### Dataset rows for apps and sites
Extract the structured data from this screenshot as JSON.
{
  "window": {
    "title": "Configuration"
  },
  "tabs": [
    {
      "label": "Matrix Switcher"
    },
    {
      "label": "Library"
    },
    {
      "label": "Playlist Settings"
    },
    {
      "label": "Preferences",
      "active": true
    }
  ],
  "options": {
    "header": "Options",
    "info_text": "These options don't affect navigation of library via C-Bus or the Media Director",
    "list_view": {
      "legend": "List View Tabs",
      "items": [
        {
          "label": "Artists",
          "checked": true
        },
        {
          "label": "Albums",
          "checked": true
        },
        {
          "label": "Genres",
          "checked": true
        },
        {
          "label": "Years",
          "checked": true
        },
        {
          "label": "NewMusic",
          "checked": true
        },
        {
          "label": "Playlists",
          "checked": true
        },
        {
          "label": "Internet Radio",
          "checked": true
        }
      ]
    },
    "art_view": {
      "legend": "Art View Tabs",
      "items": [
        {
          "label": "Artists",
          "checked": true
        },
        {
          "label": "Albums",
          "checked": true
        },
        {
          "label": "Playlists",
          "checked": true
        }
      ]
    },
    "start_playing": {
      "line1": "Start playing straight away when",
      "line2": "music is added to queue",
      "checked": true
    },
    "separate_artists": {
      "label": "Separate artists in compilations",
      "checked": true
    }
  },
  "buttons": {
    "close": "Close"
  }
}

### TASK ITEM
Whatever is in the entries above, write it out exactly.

### ANSWER TO THE EXERCISE
Extract the structured data from this screenshot as JSON.
{
  "window": {
    "title": "Configuration"
  },
  "tabs": [
    {
      "label": "Matrix Switcher"
    },
    {
      "label": "Library"
    },
    {
      "label": "Playlist Settings"
    },
    {
      "label": "Preferences",
      "active": true
    }
  ],
  "options": {
    "header": "Options",
    "info_text": "These options don't affect navigation of library via C-Bus or the Media Director",
    "list_view": {
      "legend": "List View Tabs",
      "items": [
        {
          "label": "Artists",
          "checked": true
        },
        {
          "label": "Albums",
          "checked": true
        },
        {
          "label": "Genres",
          "checked": true
        },
        {
          "label": "Years",
          "checked": true
        },
        {
          "label": "NewMusic",
          "checked": true
        },
        {
          "label": "Playlists",
          "checked": true
        },
        {
          "label": "Internet Radio",
          "checked": true
        }
      ]
    },
    "art_view": {
      "legend": "Art View Tabs",
      "items": [
        {
          "label": "Artists",
          "checked": true
        },
        {
          "label": "Albums",
          "checked": true
        },
        {
          "label": "Playlists",
          "checked": true
        }
      ]
    },
    "start_playing": {
      "line1": "Start playing straight away when",
      "line2": "music is added to queue",
      "checked": true
    },
    "separate_artists": {
      "label": "Separate artists in compilations",
      "checked": true
    }
  },
  "buttons": {
    "close": "Close"
  }
}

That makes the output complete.